_TASK GOAL:_
Please retype each record exactly as it stands below.

_Data excerpts:_
########################################
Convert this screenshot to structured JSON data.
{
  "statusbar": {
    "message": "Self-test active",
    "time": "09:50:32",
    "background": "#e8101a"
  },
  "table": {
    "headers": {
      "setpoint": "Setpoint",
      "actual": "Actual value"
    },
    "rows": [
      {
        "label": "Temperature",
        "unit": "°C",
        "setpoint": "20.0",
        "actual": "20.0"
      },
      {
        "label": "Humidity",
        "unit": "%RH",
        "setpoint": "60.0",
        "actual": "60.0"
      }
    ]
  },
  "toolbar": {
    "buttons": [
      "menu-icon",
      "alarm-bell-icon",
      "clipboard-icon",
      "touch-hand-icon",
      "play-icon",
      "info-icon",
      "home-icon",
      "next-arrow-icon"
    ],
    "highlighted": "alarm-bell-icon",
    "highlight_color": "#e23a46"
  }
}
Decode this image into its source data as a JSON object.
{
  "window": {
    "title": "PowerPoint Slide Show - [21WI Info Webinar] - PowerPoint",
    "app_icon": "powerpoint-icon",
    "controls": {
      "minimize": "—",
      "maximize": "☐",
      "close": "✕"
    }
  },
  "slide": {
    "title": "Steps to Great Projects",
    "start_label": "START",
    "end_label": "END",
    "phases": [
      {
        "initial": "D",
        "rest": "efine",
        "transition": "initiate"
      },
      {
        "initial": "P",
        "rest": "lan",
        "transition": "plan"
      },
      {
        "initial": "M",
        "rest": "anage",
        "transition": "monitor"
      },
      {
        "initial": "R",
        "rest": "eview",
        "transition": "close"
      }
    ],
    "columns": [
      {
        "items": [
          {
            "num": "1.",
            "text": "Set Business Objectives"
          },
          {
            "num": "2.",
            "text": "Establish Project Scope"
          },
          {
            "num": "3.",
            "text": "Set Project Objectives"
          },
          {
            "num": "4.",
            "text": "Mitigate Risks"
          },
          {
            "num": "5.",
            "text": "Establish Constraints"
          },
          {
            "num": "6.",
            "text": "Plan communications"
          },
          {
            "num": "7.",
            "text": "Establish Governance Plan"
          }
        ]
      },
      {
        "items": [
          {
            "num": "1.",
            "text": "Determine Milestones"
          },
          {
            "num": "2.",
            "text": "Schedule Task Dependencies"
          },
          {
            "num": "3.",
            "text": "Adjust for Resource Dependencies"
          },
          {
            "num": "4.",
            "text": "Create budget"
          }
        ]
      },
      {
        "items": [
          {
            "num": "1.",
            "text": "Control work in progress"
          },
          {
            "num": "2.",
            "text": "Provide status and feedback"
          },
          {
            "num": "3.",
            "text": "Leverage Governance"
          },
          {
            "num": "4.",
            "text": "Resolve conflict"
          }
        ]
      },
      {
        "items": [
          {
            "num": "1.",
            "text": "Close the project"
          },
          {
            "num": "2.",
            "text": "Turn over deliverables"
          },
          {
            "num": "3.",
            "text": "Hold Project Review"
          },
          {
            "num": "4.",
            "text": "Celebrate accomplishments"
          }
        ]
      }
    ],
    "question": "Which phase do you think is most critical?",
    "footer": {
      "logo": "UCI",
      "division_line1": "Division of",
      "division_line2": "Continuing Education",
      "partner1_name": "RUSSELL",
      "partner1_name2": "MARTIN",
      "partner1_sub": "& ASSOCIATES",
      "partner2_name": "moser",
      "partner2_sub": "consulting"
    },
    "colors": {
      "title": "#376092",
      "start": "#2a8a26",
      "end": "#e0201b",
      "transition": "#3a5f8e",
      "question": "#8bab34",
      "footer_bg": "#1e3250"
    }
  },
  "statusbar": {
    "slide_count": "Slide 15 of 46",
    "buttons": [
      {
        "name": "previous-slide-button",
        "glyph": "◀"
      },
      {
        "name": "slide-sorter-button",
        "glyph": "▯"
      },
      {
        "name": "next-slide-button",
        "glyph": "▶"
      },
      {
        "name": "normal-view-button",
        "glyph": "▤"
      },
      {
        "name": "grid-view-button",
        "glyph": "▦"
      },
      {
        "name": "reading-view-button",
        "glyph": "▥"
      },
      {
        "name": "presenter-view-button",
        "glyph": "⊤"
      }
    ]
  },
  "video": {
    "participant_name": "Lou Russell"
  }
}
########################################
_ANSWER TO THIS TASK:_
Convert this screenshot to structured JSON data.
{
  "statusbar": {
    "message": "Self-test active",
    "time": "09:50:32",
    "background": "#e8101a"
  },
  "table": {
    "headers": {
      "setpoint": "Setpoint",
      "actual": "Actual value"
    },
    "rows": [
      {
        "label": "Temperature",
        "unit": "°C",
        "setpoint": "20.0",
        "actual": "20.0"
      },
      {
        "label": "Humidity",
        "unit": "%RH",
        "setpoint": "60.0",
        "actual": "60.0"
      }
    ]
  },
  "toolbar": {
    "buttons": [
      "menu-icon",
      "alarm-bell-icon",
      "clipboard-icon",
      "touch-hand-icon",
      "play-icon",
      "info-icon",
      "home-icon",
      "next-arrow-icon"
    ],
    "highlighted": "alarm-bell-icon",
    "highlight_color": "#e23a46"
  }
}
Decode this image into its source data as a JSON object.
{
  "window": {
    "title": "PowerPoint Slide Show - [21WI Info Webinar] - PowerPoint",
    "app_icon": "powerpoint-icon",
    "controls": {
      "minimize": "—",
      "maximize": "☐",
      "close": "✕"
    }
  },
  "slide": {
    "title": "Steps to Great Projects",
    "start_label": "START",
    "end_label": "END",
    "phases": [
      {
        "initial": "D",
        "rest": "efine",
        "transition": "initiate"
      },
      {
        "initial": "P",
        "rest": "lan",
        "transition": "plan"
      },
      {
        "initial": "M",
        "rest": "anage",
        "transition": "monitor"
      },
      {
        "initial": "R",
        "rest": "eview",
        "transition": "close"
      }
    ],
    "columns": [
      {
        "items": [
          {
            "num": "1.",
            "text": "Set Business Objectives"
          },
          {
            "num": "2.",
            "text": "Establish Project Scope"
          },
          {
            "num": "3.",
            "text": "Set Project Objectives"
          },
          {
            "num": "4.",
            "text": "Mitigate Risks"
          },
          {
            "num": "5.",
            "text": "Establish Constraints"
          },
          {
            "num": "6.",
            "text": "Plan communications"
          },
          {
            "num": "7.",
            "text": "Establish Governance Plan"
          }
        ]
      },
      {
        "items": [
          {
            "num": "1.",
            "text": "Determine Milestones"
          },
          {
            "num": "2.",
            "text": "Schedule Task Dependencies"
          },
          {
            "num": "3.",
            "text": "Adjust for Resource Dependencies"
          },
          {
            "num": "4.",
            "text": "Create budget"
          }
        ]
      },
      {
        "items": [
          {
            "num": "1.",
            "text": "Control work in progress"
          },
          {
            "num": "2.",
            "text": "Provide status and feedback"
          },
          {
            "num": "3.",
            "text": "Leverage Governance"
          },
          {
            "num": "4.",
            "text": "Resolve conflict"
          }
        ]
      },
      {
        "items": [
          {
            "num": "1.",
            "text": "Close the project"
          },
          {
            "num": "2.",
            "text": "Turn over deliverables"
          },
          {
            "num": "3.",
            "text": "Hold Project Review"
          },
          {
            "num": "4.",
            "text": "Celebrate accomplishments"
          }
        ]
      }
    ],
    "question": "Which phase do you think is most critical?",
    "footer": {
      "logo": "UCI",
      "division_line1": "Division of",
      "division_line2": "Continuing Education",
      "partner1_name": "RUSSELL",
      "partner1_name2": "MARTIN",
      "partner1_sub": "& ASSOCIATES",
      "partner2_name": "moser",
      "partner2_sub": "consulting"
    },
    "colors": {
      "title": "#376092",
      "start": "#2a8a26",
      "end": "#e0201b",
      "transition": "#3a5f8e",
      "question": "#8bab34",
      "footer_bg": "#1e3250"
    }
  },
  "statusbar": {
    "slide_count": "Slide 15 of 46",
    "buttons": [
      {
        "name": "previous-slide-button",
        "glyph": "◀"
      },
      {
        "name": "slide-sorter-button",
        "glyph": "▯"
      },
      {
        "name": "next-slide-button",
        "glyph": "▶"
      },
      {
        "name": "normal-view-button",
        "glyph": "▤"
      },
      {
        "name": "grid-view-button",
        "glyph": "▦"
      },
      {
        "name": "reading-view-button",
        "glyph": "▥"
      },
      {
        "name": "presenter-view-button",
        "glyph": "⊤"
      }
    ]
  },
  "video": {
    "participant_name": "Lou Russell"
  }
}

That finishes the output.